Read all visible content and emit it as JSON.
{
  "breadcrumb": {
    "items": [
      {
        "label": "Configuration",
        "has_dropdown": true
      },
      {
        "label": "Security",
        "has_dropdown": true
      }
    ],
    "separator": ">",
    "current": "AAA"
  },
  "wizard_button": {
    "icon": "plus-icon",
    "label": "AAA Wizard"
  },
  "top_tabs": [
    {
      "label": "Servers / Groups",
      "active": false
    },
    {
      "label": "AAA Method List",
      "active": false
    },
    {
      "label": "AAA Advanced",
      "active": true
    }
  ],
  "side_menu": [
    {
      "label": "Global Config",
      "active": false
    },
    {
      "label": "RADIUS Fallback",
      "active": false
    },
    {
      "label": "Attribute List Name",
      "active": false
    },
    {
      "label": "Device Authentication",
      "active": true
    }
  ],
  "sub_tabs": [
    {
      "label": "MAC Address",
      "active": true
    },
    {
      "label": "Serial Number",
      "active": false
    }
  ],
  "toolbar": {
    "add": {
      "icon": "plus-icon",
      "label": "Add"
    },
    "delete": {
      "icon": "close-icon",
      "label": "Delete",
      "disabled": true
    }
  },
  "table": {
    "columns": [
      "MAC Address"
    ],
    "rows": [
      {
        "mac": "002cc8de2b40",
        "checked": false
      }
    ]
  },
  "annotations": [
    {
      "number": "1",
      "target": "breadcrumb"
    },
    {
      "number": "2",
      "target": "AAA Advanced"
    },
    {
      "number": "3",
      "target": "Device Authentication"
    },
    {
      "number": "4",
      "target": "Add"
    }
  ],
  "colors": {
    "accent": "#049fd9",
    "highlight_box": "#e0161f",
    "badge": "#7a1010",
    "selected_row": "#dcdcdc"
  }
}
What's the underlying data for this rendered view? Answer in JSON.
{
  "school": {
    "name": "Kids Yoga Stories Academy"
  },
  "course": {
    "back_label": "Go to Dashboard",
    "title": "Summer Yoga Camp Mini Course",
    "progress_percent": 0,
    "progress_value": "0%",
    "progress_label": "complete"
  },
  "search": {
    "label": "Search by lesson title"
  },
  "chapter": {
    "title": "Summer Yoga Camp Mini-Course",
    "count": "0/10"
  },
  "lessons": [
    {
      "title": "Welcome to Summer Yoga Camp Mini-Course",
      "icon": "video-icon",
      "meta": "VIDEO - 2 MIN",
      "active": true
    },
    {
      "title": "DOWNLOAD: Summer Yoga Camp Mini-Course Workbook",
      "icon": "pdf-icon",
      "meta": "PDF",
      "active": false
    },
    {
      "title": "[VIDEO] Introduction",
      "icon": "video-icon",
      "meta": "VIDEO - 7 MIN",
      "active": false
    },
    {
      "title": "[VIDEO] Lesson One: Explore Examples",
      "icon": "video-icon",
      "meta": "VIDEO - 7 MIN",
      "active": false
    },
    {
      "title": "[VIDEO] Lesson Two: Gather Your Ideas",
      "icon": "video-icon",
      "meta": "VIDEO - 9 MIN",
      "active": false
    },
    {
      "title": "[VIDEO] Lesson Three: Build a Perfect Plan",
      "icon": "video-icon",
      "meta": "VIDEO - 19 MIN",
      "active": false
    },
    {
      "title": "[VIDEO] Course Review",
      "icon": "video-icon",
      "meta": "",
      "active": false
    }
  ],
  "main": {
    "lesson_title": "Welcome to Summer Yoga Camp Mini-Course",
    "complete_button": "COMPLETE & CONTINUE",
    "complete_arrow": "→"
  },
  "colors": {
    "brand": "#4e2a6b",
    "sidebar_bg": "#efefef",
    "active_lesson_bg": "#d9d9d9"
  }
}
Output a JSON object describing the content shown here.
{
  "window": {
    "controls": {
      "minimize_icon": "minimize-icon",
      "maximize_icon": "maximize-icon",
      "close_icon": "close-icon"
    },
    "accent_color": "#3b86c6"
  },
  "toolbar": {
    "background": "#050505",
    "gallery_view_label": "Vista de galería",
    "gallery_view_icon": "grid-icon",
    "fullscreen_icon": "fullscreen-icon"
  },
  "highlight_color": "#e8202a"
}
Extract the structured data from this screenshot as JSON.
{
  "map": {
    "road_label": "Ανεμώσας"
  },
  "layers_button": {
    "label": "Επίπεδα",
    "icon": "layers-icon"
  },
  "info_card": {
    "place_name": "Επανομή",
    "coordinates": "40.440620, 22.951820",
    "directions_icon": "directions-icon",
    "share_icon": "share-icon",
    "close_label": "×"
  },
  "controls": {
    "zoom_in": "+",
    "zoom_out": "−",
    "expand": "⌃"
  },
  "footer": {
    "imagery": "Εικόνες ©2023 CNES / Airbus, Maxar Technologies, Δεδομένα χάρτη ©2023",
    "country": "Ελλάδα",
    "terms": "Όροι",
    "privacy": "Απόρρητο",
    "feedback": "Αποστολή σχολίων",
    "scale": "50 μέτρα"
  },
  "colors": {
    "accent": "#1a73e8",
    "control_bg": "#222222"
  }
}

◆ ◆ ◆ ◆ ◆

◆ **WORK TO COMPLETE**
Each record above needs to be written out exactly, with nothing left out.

◆ **OUTPUT OF THE EXERCISE**
Read all visible content and emit it as JSON.
{
  "breadcrumb": {
    "items": [
      {
        "label": "Configuration",
        "has_dropdown": true
      },
      {
        "label": "Security",
        "has_dropdown": true
      }
    ],
    "separator": ">",
    "current": "AAA"
  },
  "wizard_button": {
    "icon": "plus-icon",
    "label": "AAA Wizard"
  },
  "top_tabs": [
    {
      "label": "Servers / Groups",
      "active": false
    },
    {
      "label": "AAA Method List",
      "active": false
    },
    {
      "label": "AAA Advanced",
      "active": true
    }
  ],
  "side_menu": [
    {
      "label": "Global Config",
      "active": false
    },
    {
      "label": "RADIUS Fallback",
      "active": false
    },
    {
      "label": "Attribute List Name",
      "active": false
    },
    {
      "label": "Device Authentication",
      "active": true
    }
  ],
  "sub_tabs": [
    {
      "label": "MAC Address",
      "active": true
    },
    {
      "label": "Serial Number",
      "active": false
    }
  ],
  "toolbar": {
    "add": {
      "icon": "plus-icon",
      "label": "Add"
    },
    "delete": {
      "icon": "close-icon",
      "label": "Delete",
      "disabled": true
    }
  },
  "table": {
    "columns": [
      "MAC Address"
    ],
    "rows": [
      {
        "mac": "002cc8de2b40",
        "checked": false
      }
    ]
  },
  "annotations": [
    {
      "number": "1",
      "target": "breadcrumb"
    },
    {
      "number": "2",
      "target": "AAA Advanced"
    },
    {
      "number": "3",
      "target": "Device Authentication"
    },
    {
      "number": "4",
      "target": "Add"
    }
  ],
  "colors": {
    "accent": "#049fd9",
    "highlight_box": "#e0161f",
    "badge": "#7a1010",
    "selected_row": "#dcdcdc"
  }
}
What's the underlying data for this rendered view? Answer in JSON.
{
  "school": {
    "name": "Kids Yoga Stories Academy"
  },
  "course": {
    "back_label": "Go to Dashboard",
    "title": "Summer Yoga Camp Mini Course",
    "progress_percent": 0,
    "progress_value": "0%",
    "progress_label": "complete"
  },
  "search": {
    "label": "Search by lesson title"
  },
  "chapter": {
    "title": "Summer Yoga Camp Mini-Course",
    "count": "0/10"
  },
  "lessons": [
    {
      "title": "Welcome to Summer Yoga Camp Mini-Course",
      "icon": "video-icon",
      "meta": "VIDEO - 2 MIN",
      "active": true
    },
    {
      "title": "DOWNLOAD: Summer Yoga Camp Mini-Course Workbook",
      "icon": "pdf-icon",
      "meta": "PDF",
      "active": false
    },
    {
      "title": "[VIDEO] Introduction",
      "icon": "video-icon",
      "meta": "VIDEO - 7 MIN",
      "active": false
    },
    {
      "title": "[VIDEO] Lesson One: Explore Examples",
      "icon": "video-icon",
      "meta": "VIDEO - 7 MIN",
      "active": false
    },
    {
      "title": "[VIDEO] Lesson Two: Gather Your Ideas",
      "icon": "video-icon",
      "meta": "VIDEO - 9 MIN",
      "active": false
    },
    {
      "title": "[VIDEO] Lesson Three: Build a Perfect Plan",
      "icon": "video-icon",
      "meta": "VIDEO - 19 MIN",
      "active": false
    },
    {
      "title": "[VIDEO] Course Review",
      "icon": "video-icon",
      "meta": "",
      "active": false
    }
  ],
  "main": {
    "lesson_title": "Welcome to Summer Yoga Camp Mini-Course",
    "complete_button": "COMPLETE & CONTINUE",
    "complete_arrow": "→"
  },
  "colors": {
    "brand": "#4e2a6b",
    "sidebar_bg": "#efefef",
    "active_lesson_bg": "#d9d9d9"
  }
}
Output a JSON object describing the content shown here.
{
  "window": {
    "controls": {
      "minimize_icon": "minimize-icon",
      "maximize_icon": "maximize-icon",
      "close_icon": "close-icon"
    },
    "accent_color": "#3b86c6"
  },
  "toolbar": {
    "background": "#050505",
    "gallery_view_label": "Vista de galería",
    "gallery_view_icon": "grid-icon",
    "fullscreen_icon": "fullscreen-icon"
  },
  "highlight_color": "#e8202a"
}
Extract the structured data from this screenshot as JSON.
{
  "map": {
    "road_label": "Ανεμώσας"
  },
  "layers_button": {
    "label": "Επίπεδα",
    "icon": "layers-icon"
  },
  "info_card": {
    "place_name": "Επανομή",
    "coordinates": "40.440620, 22.951820",
    "directions_icon": "directions-icon",
    "share_icon": "share-icon",
    "close_label": "×"
  },
  "controls": {
    "zoom_in": "+",
    "zoom_out": "−",
    "expand": "⌃"
  },
  "footer": {
    "imagery": "Εικόνες ©2023 CNES / Airbus, Maxar Technologies, Δεδομένα χάρτη ©2023",
    "country": "Ελλάδα",
    "terms": "Όροι",
    "privacy": "Απόρρητο",
    "feedback": "Αποστολή σχολίων",
    "scale": "50 μέτρα"
  },
  "colors": {
    "accent": "#1a73e8",
    "control_bg": "#222222"
  }
}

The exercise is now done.